Most parents do everything in their power to protect their children. So why is children's critical illness cover so rarely discussed? It's the afterthought. And that's largely because of proposition design.
Considering its unique coverage, shouldn't advisers feel compelled to justify why they haven't recommended Serious Illness Cover, rather than why they have?
If we start from the customer perspective, it's hard for an adviser to justify not considering Serious Illness Cover as part of a critical illness recommendation to clients. Both have been designed to meet the same customer need: to protect against the financial and emotional impact of a major illness. Yes, they work slightly differently but the key difference is how and when they pay out.
"So rather than considering Serious Illness Cover to be different to Critical Illness Cover we need to see them as being part of a spectrum of solutions for advisers looking to satisfy this customer need."
The main reason for taking out any type of insurance is that it is there for you when you need it. Obviously, affordability also needs to be a consideration. From a protection advisers' perspective, the aim is therefore to strike a balance between the breadth of cover and a price which meets the client's budget.
As part of this, the likelihood of the plan paying out when the adviser and their client expects it to is key. Recommending a product with a higher propensity to pay out better not only protects the customer and minimises the potential for a poor outcome for the client. It also reduces the likelihood of an adviser needing to have the worst possible conversation with a client – to tell them they aren't covered when the thought they were.
More chance of a claim
The key advantage of Serious Illness Cover over critical illness cover is that there is a far higher likelihood of the planholder suffering a claimable condition1. It should therefore be considered when looking to protect a customer against the risk of serious or critical illness in our view. After all it reduces the risk of that worst possible conversation and an ensuing complaint.
This greater likelihood is because it covers significantly more conditions than any other provider2. In fact, our Serious Illness Cover includes 38 unique conditions and Serious Illness Cover Plus includes 613. But let's not get hung up on these numbers. To show how important that might be, in 2019 over 1 in 12 of our claims were for conditions that are unique to Vitality4. Three of the most common unique conditions claimed for were:
- Pulmonary Embolisms: a blocked blood vessel in the lung – around 28,000 people were hospitalised in 20115.
- Inflammatory Bowel Disease (without the need for surgery): the name for conditions such as Ulcerative Colitis and Crohns Disease – affects around 300,000 people in the UK6.
- Surgery for Cardiac Arrythmia: abnormal heart rhythm – affects around two million people per year in the UK7.

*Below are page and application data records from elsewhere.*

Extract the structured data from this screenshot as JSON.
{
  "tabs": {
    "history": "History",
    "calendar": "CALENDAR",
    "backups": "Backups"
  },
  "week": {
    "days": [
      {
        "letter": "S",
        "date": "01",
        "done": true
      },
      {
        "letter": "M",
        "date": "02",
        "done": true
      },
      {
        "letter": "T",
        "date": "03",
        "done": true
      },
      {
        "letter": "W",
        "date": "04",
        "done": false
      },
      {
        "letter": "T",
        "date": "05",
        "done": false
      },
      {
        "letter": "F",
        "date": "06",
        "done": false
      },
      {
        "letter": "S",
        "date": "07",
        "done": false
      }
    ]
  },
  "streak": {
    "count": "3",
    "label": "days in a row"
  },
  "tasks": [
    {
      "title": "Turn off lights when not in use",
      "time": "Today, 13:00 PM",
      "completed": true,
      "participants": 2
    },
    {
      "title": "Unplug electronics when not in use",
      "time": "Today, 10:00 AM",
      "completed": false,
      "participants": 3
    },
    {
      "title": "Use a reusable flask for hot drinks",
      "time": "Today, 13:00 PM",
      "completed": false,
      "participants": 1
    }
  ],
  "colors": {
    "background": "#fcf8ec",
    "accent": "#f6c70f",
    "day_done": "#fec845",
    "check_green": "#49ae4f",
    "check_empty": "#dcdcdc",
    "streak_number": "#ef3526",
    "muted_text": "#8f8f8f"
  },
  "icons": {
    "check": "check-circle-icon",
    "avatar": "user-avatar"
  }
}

To put these into context Motor Neurone Disease, a dreadful condition is thought to affect around 5,000 people in the UK8.

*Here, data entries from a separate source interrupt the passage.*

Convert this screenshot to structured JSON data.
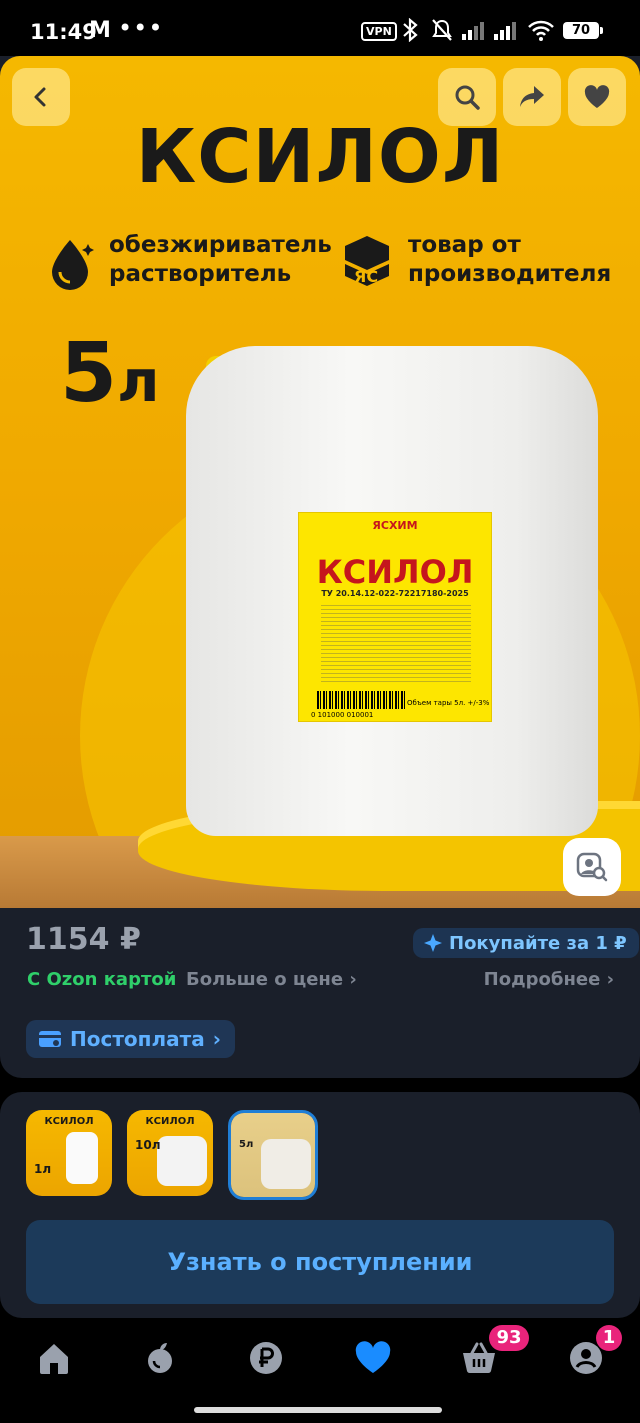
{
  "status_bar": {
    "time": "11:49",
    "mail_icon": "M",
    "dots": "•••",
    "vpn": "VPN",
    "battery": "70"
  },
  "hero": {
    "title": "КСИЛОЛ",
    "feature_left": [
      "обезжириватель",
      "растворитель"
    ],
    "feature_right": [
      "товар от",
      "производителя"
    ],
    "volume_number": "5",
    "volume_unit": "л",
    "label_brand": "ЯСХИМ",
    "label_name": "КСИЛОЛ",
    "label_tu": "ТУ 20.14.12-022-72217180-2025",
    "barcode_number": "0   101000   010001",
    "label_volume": "Объем тары 5л. +/-3%"
  },
  "price": {
    "value": "1154 ₽",
    "promo": "Покупайте за 1 ₽",
    "ozon_card": "С Ozon картой",
    "more_about_price": "Больше о цене",
    "details": "Подробнее"
  },
  "postpay": {
    "label": "Постоплата"
  },
  "thumbnails": [
    {
      "label": "КСИЛОЛ",
      "volume": "1л"
    },
    {
      "label": "КСИЛОЛ",
      "volume": "10л"
    },
    {
      "label": "",
      "volume": "5л"
    }
  ],
  "notify": {
    "label": "Узнать о поступлении"
  },
  "nav": {
    "cart_badge": "93",
    "profile_badge": "1"
  },
  "colors": {
    "accent_blue": "#5bb0ff",
    "green": "#2fcf6a",
    "badge_pink": "#e9247b",
    "hero_yellow": "#f5b800"
  }
}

As the above shows these are common conditions that have a real financial and emotional impact on people, and it wouldn't be unreasonable for a typical client diagnosed with one of these to consider them serious or critical illnesses. If that's the case they would be calling you, their adviser, expecting a payout but they would only get one if you had recommended Vitality Serious Illness Cover.
So next time you are speaking to a client about serious or critical illness think Vitality Serious Illness Cover – it better protects your customer and better protects your advice.
- Defaqto verified Competitor Comparisons, Apr 2021.
- Defaqto verified Competitor Comparisons, Apr 2021
- Vitality Illness Comparison Tool, independently verified by Defaqto, April 2021
- Vitality Claims and Benefits Report, Jun 2020